Russian Revolution: May 1-4, 1917
by Dr. Bruce Arnold
May 1, 1917 (April 18, old style)
Massive May Day celebrations occur in Russia. Foreign Minister Pavel N. Milyukov (also spelled Miliukov) sends a declaration to the Allies regarding the Russian Government’s war aims. The government’s position is that of being ready to quit the war without any ambitions regarding territorial annexations. However, knowing that the French and the British wouldn’t be happy with that position, Milyukov attaches a note of his own. Milyukov elaborates that Russia is still willing to “continue the war until complete victory” and that Russia is very much interested in expanding her territory.This note is leaked to the press and will cause the Provisional Government’s first crisis. Meanwhile, Foreign Minister Miliukov secretly promises the Allies that Russia will continue the war until complete victory and the annexation of new territory is achieved. Miliukov’s secret note prompts armed demonstrations of furious soldiers in the streets for two days. The Bolsheviks resolve that the resignation of Miliukov is not enough; a new Soviet government must be formed, and give party members new instructions.
May 3 – 4, 1917 (April 20 – 21, old style)

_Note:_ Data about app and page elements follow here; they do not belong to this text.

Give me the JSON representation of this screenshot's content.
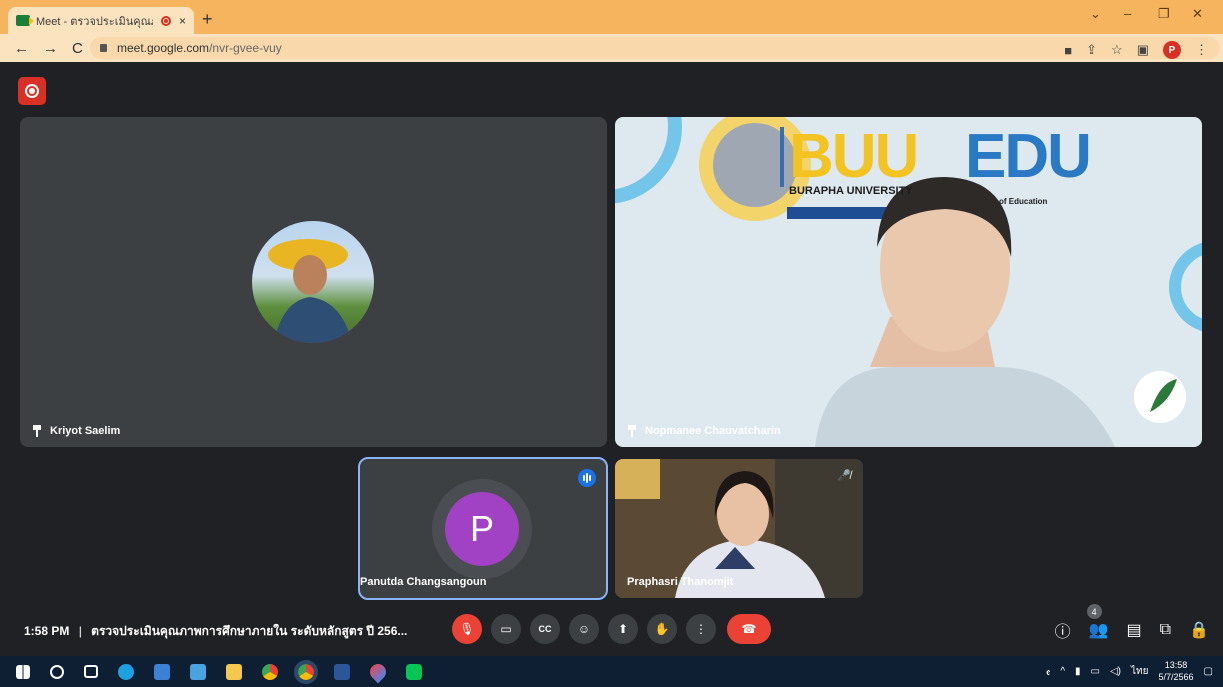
{
  "browser": {
    "tab_title": "Meet - ตรวจประเมินคุณภาพการ",
    "tab_close": "×",
    "new_tab": "+",
    "url_host": "meet.google.com",
    "url_path": "/nvr-gvee-vuy",
    "profile_initial": "P",
    "win_minimize": "–",
    "win_restore": "❐",
    "win_close": "✕",
    "chevron": "⌄"
  },
  "participants": [
    {
      "name": "Kriyot Saelim",
      "pinned": true
    },
    {
      "name": "Nopmanee Chauvatcharin",
      "pinned": true
    },
    {
      "name": "Panutda Changsangoun",
      "initial": "P",
      "speaking": true
    },
    {
      "name": "Praphasri Thanomjit",
      "muted": true
    }
  ],
  "banner": {
    "big1": "BUU",
    "big2": "EDU",
    "univ": "BURAPHA UNIVERSITY",
    "faculty": "of Education"
  },
  "meeting": {
    "time": "1:58 PM",
    "separator": "|",
    "title": "ตรวจประเมินคุณภาพการศึกษาภายใน ระดับหลักสูตร ปี 256...",
    "participant_count": "4"
  },
  "taskbar": {
    "language": "ไทย",
    "time": "13:58",
    "date": "5/7/2566"
  }
}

The April Days, also called the April Crisis. Mass demonstrations in Petrograd and Moscow against Pavel N. Milyukov’s declaration of war aims.